Objective— To determine whether diabetes risk is influenced by which parent (a parental history of diabetes is a well-documented risk factor for NIDDM) is reported to have diabetes.
Research Design and Methods— We compared the prevalence of NIDDM and IGT for 4914 subjects according to their parental history of diabetes (mother only, father only, both parents, neither parent). Subjects were drawn from the San Antonio Heart Study, a population-based survey of diabetes and cardiovascular risk factors conducted in Mexican American and non-Hispanic white individuals between 1979–1988.
Results— Men with a parental history of diabetes had a higher prevalence of both NIDDM and impaired glucose tolerance than men reporting no parental history of diabetes. Prevalence was equally high regardless of which parent, or whether both parents, had diabetes. In contrast, in women, only a maternal history of diabetes was associated with a higher prevalence of NIDDM and impaired glucose tolerance. Virtually no difference in NIDDM prevalence was found between women with a paternal-only history of diabetes and women with no parental history of diabetes.
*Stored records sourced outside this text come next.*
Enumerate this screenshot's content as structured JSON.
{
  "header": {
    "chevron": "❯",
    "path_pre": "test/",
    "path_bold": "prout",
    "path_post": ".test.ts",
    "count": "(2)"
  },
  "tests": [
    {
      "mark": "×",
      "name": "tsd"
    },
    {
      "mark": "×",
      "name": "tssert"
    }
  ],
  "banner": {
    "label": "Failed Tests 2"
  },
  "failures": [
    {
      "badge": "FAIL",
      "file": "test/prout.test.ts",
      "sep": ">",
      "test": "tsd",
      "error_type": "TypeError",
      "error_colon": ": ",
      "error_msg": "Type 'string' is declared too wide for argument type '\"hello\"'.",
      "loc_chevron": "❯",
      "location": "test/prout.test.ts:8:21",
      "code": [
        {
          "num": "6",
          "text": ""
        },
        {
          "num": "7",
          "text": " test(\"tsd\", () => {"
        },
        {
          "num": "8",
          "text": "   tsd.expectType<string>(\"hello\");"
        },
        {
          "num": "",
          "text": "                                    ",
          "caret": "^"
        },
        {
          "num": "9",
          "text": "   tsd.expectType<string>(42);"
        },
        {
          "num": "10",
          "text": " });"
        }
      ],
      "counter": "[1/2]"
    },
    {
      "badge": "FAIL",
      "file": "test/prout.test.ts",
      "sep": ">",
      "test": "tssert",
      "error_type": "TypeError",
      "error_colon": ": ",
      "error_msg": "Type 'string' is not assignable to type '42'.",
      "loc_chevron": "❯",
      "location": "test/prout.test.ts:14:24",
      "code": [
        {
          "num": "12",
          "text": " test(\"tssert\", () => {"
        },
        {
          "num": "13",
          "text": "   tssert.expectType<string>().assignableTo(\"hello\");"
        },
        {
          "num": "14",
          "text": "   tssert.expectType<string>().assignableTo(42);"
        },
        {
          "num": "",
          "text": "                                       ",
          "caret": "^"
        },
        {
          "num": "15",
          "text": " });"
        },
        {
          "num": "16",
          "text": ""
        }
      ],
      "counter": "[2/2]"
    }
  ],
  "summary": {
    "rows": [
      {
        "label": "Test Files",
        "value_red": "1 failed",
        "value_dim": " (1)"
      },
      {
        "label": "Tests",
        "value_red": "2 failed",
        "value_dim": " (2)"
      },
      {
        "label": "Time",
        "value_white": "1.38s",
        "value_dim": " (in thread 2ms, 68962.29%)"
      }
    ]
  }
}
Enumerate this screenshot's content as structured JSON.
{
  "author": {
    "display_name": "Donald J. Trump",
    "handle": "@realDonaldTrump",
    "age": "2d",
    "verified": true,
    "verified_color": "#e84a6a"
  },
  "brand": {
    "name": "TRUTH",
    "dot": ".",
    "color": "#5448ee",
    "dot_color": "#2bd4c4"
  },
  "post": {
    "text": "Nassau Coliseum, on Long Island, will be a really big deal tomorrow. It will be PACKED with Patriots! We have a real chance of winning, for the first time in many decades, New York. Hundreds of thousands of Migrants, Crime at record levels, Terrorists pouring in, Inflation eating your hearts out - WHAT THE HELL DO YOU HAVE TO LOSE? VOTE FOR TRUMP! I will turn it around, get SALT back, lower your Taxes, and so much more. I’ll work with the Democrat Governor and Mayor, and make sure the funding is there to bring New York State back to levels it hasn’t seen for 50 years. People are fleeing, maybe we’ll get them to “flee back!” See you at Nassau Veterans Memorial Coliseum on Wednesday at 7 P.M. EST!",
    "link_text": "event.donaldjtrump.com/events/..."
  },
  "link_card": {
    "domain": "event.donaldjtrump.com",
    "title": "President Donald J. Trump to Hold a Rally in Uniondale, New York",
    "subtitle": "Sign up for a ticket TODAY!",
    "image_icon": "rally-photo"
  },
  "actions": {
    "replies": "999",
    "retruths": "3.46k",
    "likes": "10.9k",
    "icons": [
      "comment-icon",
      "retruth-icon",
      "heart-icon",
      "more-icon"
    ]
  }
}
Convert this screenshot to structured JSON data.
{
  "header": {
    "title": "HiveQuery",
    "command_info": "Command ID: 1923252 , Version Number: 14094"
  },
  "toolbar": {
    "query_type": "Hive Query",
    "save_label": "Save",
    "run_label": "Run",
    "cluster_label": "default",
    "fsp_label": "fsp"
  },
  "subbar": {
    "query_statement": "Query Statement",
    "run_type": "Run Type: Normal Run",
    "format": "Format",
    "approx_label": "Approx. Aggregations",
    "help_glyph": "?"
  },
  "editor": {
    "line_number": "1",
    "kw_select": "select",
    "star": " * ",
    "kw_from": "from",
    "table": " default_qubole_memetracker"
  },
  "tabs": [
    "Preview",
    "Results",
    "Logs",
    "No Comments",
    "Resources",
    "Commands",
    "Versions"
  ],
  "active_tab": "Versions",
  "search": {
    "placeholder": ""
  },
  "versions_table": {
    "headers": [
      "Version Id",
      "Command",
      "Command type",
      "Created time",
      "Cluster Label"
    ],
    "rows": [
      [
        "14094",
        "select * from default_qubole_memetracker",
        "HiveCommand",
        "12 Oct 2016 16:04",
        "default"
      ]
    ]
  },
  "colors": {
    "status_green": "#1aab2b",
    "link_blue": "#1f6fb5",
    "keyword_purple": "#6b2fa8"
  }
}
Conclusions— Results differed markedly between men and women. The reason for this sex difference is unclear. It may represent a measurement bias, a sex-specific environmental effect, or a genetic effect that is expressed or transmitted differently between the sexes.